─── Provided records ───

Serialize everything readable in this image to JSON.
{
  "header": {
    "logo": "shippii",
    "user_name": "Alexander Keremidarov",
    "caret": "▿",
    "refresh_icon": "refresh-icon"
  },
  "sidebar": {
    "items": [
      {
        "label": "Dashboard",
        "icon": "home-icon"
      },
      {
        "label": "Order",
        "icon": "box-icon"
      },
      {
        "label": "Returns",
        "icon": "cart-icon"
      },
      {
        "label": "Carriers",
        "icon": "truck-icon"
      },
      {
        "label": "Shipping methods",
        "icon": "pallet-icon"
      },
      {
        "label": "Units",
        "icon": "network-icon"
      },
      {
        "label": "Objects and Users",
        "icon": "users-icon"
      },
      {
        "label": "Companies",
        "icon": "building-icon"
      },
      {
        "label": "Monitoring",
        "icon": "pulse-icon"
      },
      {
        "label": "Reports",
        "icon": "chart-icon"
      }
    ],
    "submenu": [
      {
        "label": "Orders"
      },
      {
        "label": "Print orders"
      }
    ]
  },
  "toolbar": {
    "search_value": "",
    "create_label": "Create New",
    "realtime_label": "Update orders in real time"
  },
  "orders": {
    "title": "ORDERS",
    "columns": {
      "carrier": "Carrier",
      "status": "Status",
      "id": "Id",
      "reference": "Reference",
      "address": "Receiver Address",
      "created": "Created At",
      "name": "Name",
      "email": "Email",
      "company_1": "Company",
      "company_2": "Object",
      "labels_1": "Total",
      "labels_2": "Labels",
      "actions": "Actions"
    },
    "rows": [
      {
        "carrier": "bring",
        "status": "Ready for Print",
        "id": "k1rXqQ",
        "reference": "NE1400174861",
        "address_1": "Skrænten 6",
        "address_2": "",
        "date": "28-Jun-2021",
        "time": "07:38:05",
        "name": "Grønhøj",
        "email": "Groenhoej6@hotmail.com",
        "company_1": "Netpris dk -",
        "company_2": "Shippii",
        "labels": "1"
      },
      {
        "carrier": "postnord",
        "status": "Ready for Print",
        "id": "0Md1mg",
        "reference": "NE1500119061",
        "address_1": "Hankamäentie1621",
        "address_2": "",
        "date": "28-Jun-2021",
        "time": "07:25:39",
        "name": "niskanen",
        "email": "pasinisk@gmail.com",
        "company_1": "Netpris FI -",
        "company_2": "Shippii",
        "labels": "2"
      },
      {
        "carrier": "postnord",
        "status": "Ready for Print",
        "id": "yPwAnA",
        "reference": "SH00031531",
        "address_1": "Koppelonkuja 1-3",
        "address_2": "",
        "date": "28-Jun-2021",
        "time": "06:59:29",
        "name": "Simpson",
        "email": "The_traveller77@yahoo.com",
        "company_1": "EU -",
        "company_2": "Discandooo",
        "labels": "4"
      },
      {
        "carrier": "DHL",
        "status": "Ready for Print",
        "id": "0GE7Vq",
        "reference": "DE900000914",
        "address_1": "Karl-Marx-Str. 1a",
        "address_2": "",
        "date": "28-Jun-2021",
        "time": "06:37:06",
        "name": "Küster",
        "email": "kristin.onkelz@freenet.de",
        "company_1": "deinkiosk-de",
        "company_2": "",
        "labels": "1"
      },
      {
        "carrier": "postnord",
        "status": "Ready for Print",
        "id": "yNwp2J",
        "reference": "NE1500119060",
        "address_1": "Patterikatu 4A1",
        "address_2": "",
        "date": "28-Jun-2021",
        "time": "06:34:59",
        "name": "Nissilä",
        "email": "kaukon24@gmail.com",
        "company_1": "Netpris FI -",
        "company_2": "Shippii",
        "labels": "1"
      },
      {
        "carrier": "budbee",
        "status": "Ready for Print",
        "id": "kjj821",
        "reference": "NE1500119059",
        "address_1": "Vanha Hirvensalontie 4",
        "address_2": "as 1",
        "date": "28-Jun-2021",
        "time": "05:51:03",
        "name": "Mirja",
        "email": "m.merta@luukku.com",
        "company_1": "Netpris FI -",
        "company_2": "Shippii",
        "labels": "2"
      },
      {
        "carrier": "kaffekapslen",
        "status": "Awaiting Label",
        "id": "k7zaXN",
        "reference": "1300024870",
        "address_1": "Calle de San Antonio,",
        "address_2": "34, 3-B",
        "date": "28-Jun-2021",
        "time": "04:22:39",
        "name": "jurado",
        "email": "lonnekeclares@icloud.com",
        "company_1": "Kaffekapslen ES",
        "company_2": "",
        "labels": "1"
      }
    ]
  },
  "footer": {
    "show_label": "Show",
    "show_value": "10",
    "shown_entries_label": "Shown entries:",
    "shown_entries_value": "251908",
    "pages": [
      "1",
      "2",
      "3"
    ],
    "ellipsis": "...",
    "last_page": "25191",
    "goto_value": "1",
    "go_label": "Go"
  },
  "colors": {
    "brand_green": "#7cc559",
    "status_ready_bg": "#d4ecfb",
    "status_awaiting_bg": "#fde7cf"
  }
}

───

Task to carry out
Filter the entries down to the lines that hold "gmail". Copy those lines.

Output for this task
        "email": "pasinisk@gmail.com",
        "email": "kaukon24@gmail.com",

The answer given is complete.